*** Opening of SOURCE MATERIAL ***

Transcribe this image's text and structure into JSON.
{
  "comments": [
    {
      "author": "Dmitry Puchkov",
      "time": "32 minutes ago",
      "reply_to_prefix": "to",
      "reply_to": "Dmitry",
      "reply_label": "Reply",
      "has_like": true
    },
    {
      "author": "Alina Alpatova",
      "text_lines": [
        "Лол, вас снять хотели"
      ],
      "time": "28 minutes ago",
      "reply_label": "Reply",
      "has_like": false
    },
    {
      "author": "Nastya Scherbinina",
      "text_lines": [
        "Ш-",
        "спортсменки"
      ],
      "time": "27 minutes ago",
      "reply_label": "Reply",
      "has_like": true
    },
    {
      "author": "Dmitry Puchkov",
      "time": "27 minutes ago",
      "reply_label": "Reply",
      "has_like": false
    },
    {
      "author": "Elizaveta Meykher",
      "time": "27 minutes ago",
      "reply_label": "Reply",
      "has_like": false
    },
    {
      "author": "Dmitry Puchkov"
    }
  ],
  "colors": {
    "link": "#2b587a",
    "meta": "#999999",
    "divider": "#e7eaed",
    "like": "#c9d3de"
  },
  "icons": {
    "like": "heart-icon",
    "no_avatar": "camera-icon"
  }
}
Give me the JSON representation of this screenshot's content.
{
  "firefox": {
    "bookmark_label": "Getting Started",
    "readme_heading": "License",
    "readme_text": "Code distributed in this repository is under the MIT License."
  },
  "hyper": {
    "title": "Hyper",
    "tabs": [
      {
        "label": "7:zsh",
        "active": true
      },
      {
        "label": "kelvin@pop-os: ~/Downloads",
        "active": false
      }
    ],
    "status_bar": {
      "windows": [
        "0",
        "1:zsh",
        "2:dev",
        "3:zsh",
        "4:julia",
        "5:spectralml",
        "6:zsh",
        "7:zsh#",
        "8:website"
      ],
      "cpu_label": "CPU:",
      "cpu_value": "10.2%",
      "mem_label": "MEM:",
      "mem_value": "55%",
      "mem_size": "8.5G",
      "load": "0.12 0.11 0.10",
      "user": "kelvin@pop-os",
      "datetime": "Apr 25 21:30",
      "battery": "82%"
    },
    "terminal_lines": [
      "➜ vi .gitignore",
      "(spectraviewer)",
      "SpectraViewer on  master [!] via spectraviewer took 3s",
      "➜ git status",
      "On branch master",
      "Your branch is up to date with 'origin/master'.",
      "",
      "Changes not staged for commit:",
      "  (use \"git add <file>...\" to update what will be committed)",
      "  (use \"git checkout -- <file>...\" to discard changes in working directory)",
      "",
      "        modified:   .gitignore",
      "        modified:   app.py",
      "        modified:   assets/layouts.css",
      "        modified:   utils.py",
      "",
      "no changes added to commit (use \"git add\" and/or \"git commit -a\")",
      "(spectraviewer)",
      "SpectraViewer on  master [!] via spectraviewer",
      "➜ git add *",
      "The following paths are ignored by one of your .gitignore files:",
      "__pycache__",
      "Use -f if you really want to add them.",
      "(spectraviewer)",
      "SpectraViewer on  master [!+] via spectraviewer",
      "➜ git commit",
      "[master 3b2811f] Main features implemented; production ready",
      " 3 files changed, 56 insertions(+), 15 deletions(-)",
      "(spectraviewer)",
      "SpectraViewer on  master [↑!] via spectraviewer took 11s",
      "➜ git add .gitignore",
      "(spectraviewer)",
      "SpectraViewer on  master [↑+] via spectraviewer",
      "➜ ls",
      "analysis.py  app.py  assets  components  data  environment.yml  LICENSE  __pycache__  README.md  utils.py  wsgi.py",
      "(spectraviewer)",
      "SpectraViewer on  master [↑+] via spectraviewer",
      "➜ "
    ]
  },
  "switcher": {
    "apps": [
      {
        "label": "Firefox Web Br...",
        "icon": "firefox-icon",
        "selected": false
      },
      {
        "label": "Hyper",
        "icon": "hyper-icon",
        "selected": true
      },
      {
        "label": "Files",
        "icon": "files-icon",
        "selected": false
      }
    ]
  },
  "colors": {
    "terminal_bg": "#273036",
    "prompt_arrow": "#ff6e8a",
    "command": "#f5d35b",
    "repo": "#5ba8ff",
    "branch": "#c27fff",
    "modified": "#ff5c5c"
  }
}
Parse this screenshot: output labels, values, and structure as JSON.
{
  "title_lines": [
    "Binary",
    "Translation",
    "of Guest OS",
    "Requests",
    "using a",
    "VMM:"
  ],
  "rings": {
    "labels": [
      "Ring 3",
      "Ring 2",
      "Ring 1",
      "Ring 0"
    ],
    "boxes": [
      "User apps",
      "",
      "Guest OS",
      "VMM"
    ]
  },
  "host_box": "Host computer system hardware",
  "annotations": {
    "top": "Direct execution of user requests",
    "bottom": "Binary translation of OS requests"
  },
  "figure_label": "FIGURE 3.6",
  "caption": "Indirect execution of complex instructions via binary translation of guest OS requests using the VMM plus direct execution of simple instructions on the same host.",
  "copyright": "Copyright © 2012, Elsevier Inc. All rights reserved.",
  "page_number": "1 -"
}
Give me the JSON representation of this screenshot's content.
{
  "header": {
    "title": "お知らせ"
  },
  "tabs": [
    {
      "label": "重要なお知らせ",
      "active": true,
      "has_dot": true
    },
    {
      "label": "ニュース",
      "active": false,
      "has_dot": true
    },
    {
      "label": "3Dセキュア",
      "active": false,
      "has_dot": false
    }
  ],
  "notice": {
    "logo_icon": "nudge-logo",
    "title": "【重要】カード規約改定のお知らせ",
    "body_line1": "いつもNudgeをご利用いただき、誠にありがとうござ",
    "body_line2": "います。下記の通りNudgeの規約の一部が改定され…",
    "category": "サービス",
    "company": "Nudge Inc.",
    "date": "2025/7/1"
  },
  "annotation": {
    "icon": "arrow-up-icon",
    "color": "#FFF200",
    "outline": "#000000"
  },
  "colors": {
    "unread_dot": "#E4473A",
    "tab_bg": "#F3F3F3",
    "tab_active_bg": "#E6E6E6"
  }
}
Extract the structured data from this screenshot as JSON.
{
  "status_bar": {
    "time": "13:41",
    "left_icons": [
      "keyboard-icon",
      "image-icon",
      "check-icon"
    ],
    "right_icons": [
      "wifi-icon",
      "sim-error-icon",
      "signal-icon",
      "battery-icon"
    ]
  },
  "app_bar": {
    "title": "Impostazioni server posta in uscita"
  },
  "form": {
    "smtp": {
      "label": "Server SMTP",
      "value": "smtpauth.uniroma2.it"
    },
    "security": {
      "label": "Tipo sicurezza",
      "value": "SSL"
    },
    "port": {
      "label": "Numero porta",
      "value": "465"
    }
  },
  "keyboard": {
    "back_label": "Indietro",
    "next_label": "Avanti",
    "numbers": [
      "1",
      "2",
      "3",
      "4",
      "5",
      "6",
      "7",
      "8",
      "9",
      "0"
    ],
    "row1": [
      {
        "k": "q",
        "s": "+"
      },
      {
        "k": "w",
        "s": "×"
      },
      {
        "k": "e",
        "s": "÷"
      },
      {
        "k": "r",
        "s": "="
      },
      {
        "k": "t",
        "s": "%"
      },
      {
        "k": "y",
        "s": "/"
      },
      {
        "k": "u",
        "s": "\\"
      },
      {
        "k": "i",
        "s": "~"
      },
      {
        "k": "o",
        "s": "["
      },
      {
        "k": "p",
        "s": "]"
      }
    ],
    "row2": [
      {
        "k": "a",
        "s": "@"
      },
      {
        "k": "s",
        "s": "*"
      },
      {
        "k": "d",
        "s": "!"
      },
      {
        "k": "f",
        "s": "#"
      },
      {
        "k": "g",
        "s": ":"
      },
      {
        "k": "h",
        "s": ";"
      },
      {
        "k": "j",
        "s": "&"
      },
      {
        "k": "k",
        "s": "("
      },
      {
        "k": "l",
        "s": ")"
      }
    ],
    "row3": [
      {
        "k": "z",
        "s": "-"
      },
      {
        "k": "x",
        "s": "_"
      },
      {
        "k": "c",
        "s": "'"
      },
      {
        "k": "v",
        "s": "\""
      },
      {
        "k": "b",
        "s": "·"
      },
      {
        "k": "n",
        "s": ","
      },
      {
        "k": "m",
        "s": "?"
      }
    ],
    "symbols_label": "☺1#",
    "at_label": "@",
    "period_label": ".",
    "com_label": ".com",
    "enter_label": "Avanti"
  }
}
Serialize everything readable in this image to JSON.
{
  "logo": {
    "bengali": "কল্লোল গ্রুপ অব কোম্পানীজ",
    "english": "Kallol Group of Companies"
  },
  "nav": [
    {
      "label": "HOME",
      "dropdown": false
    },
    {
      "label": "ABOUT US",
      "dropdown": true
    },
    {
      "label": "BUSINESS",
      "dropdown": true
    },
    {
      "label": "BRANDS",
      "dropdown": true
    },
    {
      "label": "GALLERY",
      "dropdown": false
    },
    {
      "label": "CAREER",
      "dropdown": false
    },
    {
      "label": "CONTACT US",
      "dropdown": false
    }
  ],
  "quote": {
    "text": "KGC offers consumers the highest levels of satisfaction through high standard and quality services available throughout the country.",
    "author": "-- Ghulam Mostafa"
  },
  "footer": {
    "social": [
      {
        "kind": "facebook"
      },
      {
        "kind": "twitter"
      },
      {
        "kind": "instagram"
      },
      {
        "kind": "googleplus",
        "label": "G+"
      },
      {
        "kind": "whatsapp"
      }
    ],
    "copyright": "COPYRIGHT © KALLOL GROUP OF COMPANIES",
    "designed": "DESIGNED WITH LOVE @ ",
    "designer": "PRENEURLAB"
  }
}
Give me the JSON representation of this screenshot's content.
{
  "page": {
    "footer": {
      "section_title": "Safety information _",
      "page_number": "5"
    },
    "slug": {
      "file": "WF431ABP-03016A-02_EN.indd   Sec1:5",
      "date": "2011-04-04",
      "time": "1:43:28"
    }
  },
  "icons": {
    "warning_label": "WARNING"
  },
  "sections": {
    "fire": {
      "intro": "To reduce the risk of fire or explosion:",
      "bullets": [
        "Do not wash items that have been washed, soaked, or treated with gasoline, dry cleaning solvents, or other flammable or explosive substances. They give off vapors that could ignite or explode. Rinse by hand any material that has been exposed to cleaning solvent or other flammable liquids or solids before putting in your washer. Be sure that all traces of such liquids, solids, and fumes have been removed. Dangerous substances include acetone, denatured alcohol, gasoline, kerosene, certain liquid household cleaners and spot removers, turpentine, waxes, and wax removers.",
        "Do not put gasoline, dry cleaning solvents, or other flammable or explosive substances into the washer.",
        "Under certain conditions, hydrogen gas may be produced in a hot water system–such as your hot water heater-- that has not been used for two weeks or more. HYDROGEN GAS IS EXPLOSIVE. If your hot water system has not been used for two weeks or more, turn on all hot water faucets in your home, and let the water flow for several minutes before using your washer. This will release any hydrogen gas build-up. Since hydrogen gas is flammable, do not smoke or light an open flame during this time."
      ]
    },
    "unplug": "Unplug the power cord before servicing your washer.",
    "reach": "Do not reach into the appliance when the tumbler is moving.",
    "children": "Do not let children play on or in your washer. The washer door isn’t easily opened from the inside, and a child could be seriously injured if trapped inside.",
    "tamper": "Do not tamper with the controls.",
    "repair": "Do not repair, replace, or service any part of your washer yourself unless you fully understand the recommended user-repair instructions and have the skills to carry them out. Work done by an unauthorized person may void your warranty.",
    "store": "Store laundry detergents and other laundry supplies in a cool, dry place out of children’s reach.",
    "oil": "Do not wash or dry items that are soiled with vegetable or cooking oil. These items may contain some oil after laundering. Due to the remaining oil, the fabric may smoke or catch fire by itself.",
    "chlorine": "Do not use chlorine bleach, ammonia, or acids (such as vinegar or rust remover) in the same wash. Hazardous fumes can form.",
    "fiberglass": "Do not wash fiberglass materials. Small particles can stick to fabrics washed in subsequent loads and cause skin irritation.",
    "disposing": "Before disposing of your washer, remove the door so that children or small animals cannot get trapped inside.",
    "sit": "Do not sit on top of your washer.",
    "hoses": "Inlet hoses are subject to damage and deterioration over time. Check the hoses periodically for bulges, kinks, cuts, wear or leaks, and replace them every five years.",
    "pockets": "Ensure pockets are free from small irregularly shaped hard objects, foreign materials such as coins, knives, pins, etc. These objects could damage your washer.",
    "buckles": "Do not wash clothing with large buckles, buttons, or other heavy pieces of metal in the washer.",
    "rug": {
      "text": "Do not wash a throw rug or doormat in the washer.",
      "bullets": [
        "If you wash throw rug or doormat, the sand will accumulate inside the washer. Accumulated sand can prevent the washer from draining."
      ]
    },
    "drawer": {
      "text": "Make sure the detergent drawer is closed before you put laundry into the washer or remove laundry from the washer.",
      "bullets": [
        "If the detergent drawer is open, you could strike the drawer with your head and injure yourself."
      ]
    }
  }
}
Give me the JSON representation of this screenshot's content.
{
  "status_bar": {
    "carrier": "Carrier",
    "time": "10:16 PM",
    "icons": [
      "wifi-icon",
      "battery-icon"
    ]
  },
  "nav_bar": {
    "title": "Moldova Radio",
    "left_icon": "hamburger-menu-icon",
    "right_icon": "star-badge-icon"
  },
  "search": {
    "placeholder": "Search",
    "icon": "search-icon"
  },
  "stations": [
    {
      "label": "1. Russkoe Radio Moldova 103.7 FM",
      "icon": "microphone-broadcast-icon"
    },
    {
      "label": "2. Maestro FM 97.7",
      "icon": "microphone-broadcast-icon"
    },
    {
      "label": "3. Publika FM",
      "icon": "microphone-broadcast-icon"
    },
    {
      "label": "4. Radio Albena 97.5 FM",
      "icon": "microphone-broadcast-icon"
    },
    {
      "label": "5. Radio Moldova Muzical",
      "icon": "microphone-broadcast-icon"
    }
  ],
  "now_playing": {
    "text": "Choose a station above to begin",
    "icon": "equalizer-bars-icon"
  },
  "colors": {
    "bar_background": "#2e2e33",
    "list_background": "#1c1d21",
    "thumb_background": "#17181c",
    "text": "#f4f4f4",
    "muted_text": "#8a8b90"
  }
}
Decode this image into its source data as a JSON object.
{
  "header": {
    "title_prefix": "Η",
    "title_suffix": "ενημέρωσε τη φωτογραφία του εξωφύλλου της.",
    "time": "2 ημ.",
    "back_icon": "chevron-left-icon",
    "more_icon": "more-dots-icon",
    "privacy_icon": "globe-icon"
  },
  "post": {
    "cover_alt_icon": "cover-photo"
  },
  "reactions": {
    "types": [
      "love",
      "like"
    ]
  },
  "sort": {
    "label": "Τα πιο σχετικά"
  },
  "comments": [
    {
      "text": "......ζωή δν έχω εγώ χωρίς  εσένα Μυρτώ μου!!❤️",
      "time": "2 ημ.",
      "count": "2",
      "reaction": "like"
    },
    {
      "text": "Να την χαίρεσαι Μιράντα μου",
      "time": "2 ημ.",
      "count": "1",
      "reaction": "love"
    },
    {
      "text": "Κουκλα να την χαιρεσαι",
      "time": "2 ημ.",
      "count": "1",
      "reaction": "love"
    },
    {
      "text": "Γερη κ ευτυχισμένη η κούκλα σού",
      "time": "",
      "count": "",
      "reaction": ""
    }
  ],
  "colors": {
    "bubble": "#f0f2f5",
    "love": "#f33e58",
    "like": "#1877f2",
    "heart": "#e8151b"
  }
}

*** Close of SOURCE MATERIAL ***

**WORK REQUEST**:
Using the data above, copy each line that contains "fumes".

**WRITTEN REPLY**:
        "Do not wash items that have been washed, soaked, or treated with gasoline, dry cleaning solvents, or other flammable or explosive substances. They give off vapors that could ignite or explode. Rinse by hand any material that has been exposed to cleaning solvent or other flammable liquids or solids before putting in your washer. Be sure that all traces of such liquids, solids, and fumes have been removed. Dangerous substances include acetone, denatured alcohol, gasoline, kerosene, certain liquid household cleaners and spot removers, turpentine, waxes, and wax removers.",
    "chlorine": "Do not use chlorine bleach, ammonia, or acids (such as vinegar or rust remover) in the same wash. Hazardous fumes can form.",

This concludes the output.